**SOURCE INFORMATION**:
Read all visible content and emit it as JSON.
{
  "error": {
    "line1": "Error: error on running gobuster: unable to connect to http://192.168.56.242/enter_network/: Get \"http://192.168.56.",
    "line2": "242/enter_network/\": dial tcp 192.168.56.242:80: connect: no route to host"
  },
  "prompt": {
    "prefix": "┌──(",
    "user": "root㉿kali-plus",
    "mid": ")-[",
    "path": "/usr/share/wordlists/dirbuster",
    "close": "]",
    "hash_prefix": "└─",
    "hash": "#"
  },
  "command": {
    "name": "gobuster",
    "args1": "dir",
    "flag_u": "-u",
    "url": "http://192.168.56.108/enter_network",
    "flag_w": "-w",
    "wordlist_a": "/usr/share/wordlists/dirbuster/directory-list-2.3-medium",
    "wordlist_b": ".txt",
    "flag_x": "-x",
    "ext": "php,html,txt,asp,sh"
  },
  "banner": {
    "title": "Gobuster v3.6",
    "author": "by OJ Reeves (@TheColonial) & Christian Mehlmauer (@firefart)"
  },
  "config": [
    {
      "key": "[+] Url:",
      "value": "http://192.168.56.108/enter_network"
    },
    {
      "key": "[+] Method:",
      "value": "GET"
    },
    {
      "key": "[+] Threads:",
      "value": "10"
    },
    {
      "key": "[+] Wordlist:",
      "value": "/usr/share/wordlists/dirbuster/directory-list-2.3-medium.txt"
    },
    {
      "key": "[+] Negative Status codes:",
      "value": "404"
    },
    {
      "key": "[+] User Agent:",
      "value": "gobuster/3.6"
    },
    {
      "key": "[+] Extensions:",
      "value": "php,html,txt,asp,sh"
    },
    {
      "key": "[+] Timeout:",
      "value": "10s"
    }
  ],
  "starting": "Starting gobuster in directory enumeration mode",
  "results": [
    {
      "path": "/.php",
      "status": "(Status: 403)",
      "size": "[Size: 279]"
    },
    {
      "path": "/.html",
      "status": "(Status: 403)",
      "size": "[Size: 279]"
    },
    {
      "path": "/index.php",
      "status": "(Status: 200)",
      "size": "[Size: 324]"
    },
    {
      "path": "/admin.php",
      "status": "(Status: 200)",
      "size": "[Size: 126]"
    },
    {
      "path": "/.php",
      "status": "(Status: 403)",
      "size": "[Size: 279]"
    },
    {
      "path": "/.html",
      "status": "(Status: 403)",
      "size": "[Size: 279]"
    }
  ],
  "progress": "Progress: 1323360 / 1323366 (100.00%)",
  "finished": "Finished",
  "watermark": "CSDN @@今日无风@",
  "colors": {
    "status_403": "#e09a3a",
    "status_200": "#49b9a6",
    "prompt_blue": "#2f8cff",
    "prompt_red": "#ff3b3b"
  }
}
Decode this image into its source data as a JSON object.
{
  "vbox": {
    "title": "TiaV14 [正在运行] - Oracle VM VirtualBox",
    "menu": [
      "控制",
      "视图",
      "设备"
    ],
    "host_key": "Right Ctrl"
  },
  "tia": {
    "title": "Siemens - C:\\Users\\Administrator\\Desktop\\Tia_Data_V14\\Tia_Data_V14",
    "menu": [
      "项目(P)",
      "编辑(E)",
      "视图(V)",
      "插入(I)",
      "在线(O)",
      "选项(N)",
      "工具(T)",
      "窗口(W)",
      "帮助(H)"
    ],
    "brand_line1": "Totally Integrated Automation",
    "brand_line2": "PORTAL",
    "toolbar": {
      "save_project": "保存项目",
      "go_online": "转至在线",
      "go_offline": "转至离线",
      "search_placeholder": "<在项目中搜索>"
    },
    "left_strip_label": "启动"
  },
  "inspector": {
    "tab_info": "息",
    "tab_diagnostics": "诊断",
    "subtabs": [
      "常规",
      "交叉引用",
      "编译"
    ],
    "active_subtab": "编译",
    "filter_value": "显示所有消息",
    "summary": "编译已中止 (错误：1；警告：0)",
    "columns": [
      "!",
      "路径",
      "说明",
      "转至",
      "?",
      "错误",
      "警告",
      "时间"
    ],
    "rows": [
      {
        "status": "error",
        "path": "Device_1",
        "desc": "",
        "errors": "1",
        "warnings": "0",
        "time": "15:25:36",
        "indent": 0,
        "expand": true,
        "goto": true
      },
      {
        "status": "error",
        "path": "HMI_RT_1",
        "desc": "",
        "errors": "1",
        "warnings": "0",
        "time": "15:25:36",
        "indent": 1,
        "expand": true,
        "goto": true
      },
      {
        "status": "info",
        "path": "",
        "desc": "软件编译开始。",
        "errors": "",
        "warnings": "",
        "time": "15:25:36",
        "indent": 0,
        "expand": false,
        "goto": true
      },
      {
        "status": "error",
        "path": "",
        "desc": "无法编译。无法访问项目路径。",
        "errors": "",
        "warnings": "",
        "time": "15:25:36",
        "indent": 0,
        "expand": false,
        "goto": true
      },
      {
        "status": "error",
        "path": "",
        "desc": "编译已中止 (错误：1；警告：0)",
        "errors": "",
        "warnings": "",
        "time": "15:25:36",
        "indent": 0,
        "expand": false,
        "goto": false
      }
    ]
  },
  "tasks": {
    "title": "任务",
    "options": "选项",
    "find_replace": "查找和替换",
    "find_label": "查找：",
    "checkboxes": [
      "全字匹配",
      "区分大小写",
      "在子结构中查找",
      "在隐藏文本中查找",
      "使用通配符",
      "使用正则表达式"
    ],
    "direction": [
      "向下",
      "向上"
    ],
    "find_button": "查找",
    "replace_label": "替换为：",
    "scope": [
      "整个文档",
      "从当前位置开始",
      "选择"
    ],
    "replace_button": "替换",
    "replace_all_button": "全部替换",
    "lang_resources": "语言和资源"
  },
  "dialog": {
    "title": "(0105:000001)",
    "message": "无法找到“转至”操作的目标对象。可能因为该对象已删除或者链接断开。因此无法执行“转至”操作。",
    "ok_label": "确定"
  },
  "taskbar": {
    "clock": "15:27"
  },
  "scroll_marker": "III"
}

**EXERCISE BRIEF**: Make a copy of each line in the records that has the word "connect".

**PROBLEM SOLUTION**:
    "line1": "Error: error on running gobuster: unable to connect to http://192.168.56.242/enter_network/: Get \"http://192.168.56.",
    "line2": "242/enter_network/\": dial tcp 192.168.56.242:80: connect: no route to host"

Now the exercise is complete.